Featured Articles

5th Generation Broadwell 14nm family comes in three lines

5th Generation Broadwell 14nm family comes in three lines

Intel's 5th Core processor family, codenamed Broadwell, will launch in three lines for the mobile segment. We are talking about upcoming…

More...
Broadwell Chromebooks coming in late Q1 2015

Broadwell Chromebooks coming in late Q1 2015

Google's Chromebook OS should be updating automatically every six weeks, but Intel doesn't come close with its hardware refresh schedule.

More...
New round of Nexus phone rumour kicks off

New round of Nexus phone rumour kicks off

Rumours involving upcoming Nexus devices are nothing uncommon, but this year there is a fair bit of confusion, especially on the…

More...
Nvidia officially launches the 8-inch Shield Tablet

Nvidia officially launches the 8-inch Shield Tablet

As expected and reported earlier, Nvidia has now officially announced its newest Shield device, the new 8-inch Shield Tablet. While the…

More...
Aerocool Dead Silence reviewed

Aerocool Dead Silence reviewed

Aerocool is well known for its gamer cases with aggressive styling. However, the Dead Silence chassis offers consumers a new choice,…

More...
Frontpage Slideshow | Copyright © 2006-2010 orks, a business unit of Nuevvo Webware Ltd.
Monday, 24 December 2012 11:06
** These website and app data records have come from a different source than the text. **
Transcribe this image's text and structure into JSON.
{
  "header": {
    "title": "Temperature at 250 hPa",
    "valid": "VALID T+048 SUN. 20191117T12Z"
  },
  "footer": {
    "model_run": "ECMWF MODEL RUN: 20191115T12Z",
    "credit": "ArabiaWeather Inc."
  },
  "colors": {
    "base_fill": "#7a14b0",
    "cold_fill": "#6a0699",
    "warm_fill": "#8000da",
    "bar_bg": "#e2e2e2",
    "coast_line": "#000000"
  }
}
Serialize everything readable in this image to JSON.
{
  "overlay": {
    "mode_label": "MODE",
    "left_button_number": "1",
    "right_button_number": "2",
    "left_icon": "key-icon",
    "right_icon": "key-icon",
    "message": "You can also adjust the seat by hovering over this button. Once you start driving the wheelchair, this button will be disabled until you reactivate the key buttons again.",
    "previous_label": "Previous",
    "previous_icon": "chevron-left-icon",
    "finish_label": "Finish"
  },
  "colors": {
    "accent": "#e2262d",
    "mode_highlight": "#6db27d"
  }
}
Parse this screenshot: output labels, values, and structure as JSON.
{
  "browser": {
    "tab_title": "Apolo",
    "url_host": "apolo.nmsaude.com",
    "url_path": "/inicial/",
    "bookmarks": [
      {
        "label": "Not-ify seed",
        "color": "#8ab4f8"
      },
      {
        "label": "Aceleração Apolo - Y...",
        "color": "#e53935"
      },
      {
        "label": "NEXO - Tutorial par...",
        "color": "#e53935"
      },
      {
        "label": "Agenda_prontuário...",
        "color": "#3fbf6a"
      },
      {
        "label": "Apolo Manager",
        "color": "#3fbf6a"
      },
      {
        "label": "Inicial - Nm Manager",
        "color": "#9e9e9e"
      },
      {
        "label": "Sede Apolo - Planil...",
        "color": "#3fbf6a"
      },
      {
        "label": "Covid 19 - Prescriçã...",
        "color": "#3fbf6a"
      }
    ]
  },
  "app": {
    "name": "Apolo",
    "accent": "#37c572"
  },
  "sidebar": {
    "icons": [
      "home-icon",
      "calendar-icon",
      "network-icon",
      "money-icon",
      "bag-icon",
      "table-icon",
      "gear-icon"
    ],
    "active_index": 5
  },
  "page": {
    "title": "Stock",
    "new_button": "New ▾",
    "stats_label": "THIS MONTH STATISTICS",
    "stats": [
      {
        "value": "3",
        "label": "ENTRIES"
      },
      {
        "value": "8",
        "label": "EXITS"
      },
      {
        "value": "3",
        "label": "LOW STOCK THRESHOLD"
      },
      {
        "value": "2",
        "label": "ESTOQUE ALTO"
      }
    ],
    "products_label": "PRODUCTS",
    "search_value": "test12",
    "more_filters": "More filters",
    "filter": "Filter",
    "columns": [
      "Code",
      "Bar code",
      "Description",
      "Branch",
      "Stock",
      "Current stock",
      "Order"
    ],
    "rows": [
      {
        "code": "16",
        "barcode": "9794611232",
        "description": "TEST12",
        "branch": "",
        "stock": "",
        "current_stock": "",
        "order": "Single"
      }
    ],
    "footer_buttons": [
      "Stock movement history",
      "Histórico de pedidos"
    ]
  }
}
Mozilla backtracks on 64-bit Windows

Written by Nick Farrell



It will do after all


Last month Mozilla miffed users when it said it could not be bothered making a 64-bit version of its browser for Windows.

Given that most of the world is moving to 64-bit, the news from Mozilla Engineering Manager Benjamin Smedberg was due to “significant negative feedback.” Now he has decided that while Firefox 64-bit for Windows may still never be released, but nightly builds will live another day.
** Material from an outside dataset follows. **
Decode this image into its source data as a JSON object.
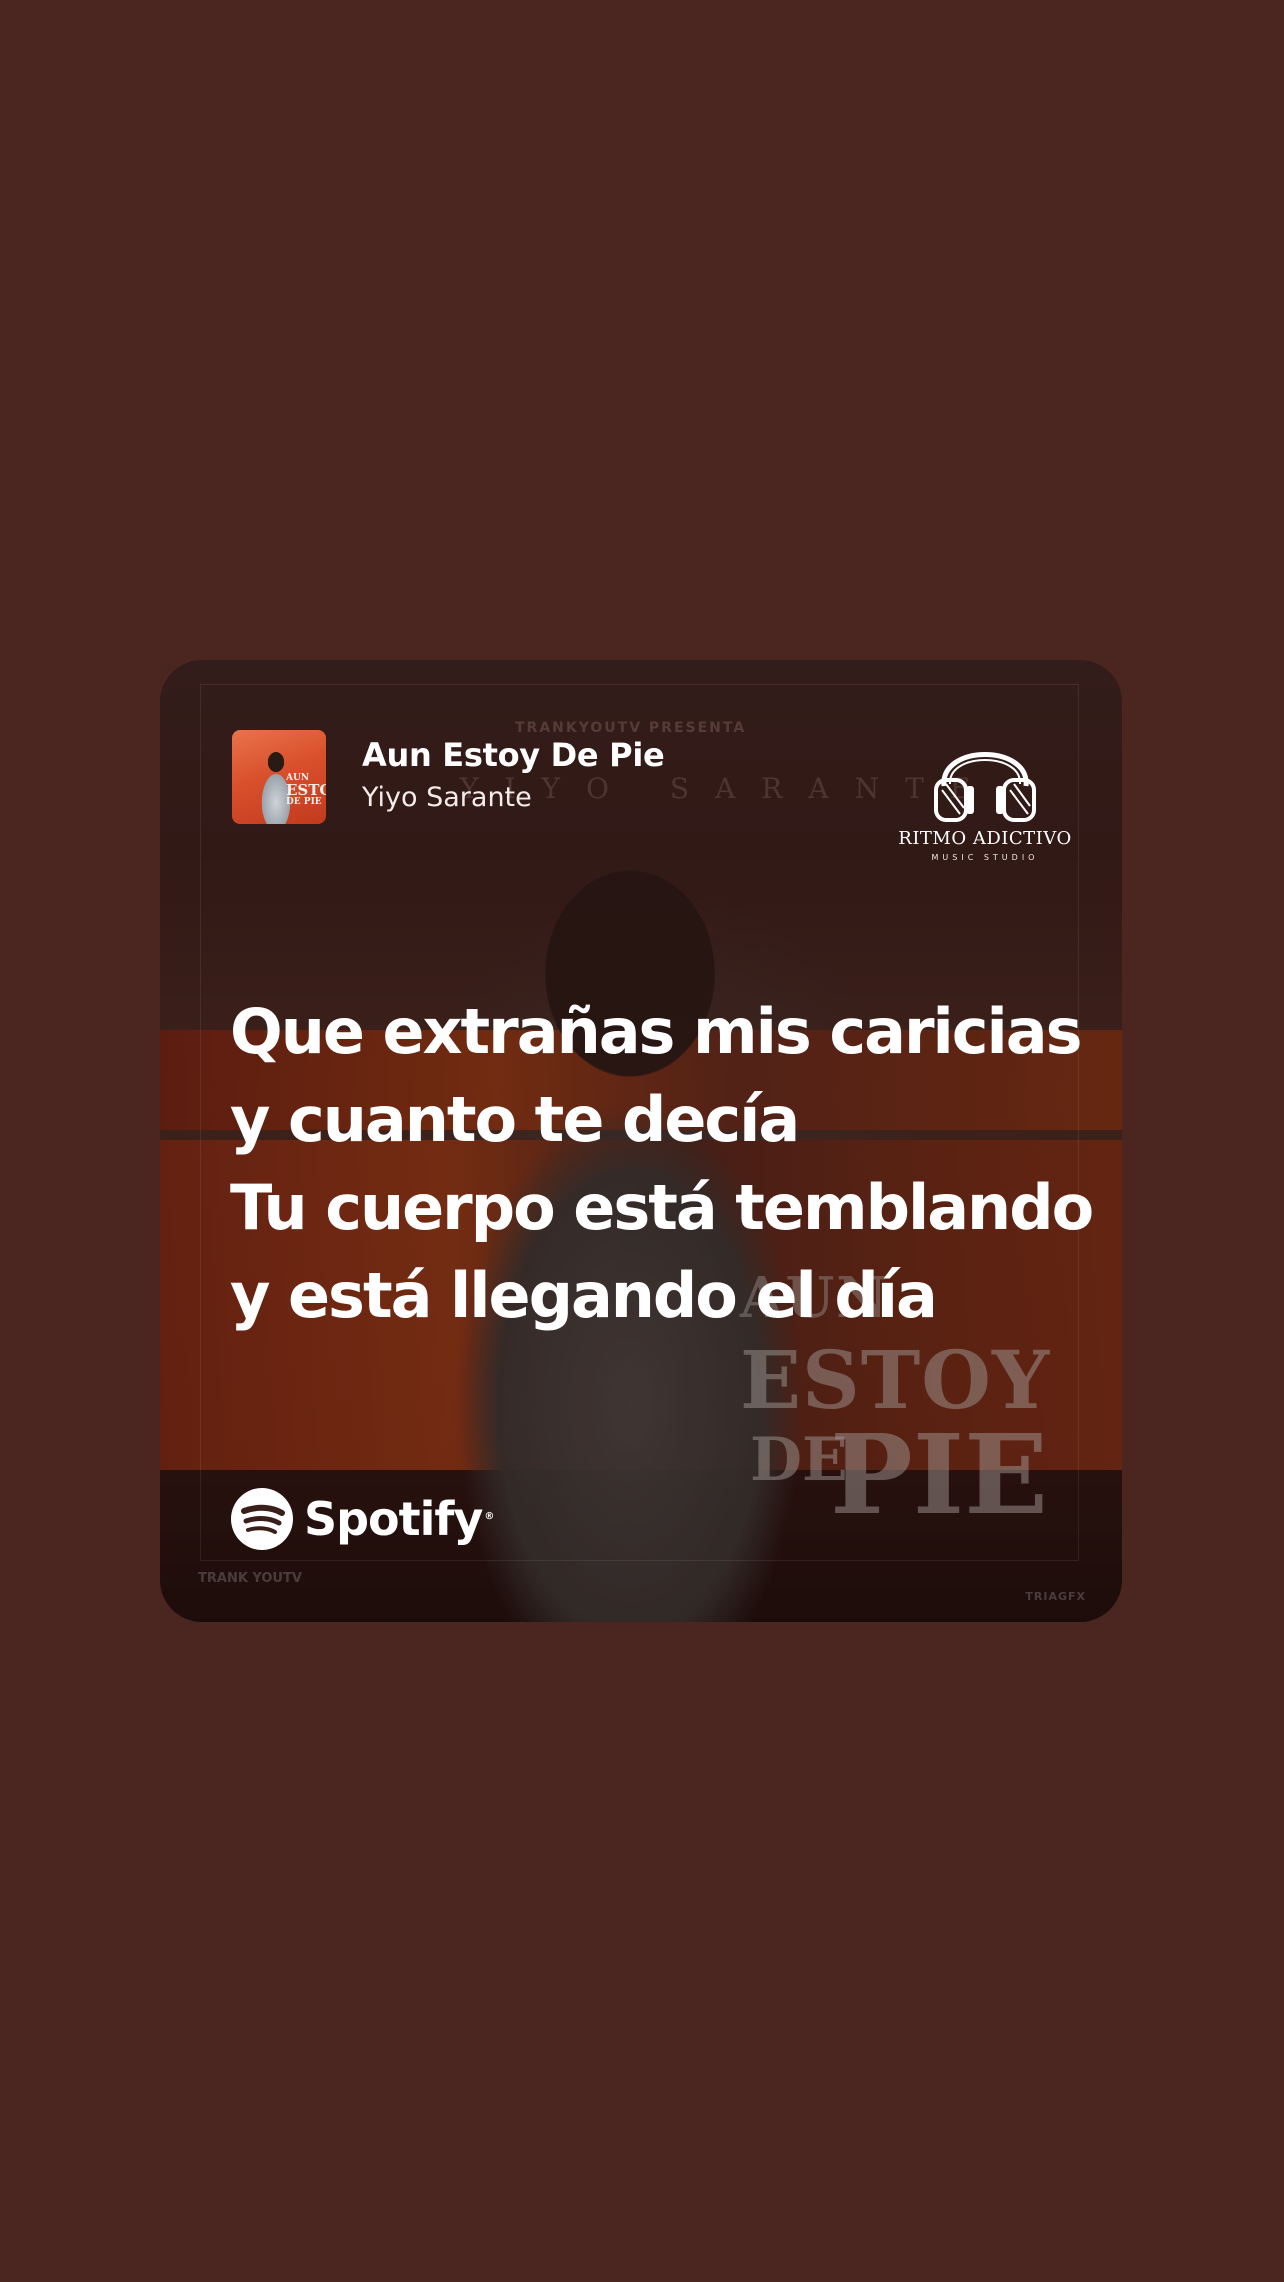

The main reason for the change of plans appears to be that certain users regularly run into the 4GB memory limits of 32-bit builds due to hundreds or even thousands of tabs. Smedberg says Mozilla “does not have the resources to actively support this use case” but he warned that these platforms may or may not work at any time, and often have little test coverage.”

More than half of Firefox testers use the 64-bit builds, but many aren’t doing it to be part of the testing community. Those who want 64-bit can switch to OS X or Linux, both of which have full versions of Firefox 64-bit. Windows 64-bit users meanwhile can only consider Internet Explorer and Opera, since both Chrome and Safari don’t offer 64-bit.

Nick Farrell

E-mail: This e-mail address is being protected from spambots. You need JavaScript enabled to view it
blog comments powered by Disqus

 

Facebook activity

Latest Commented Articles

Recent Comments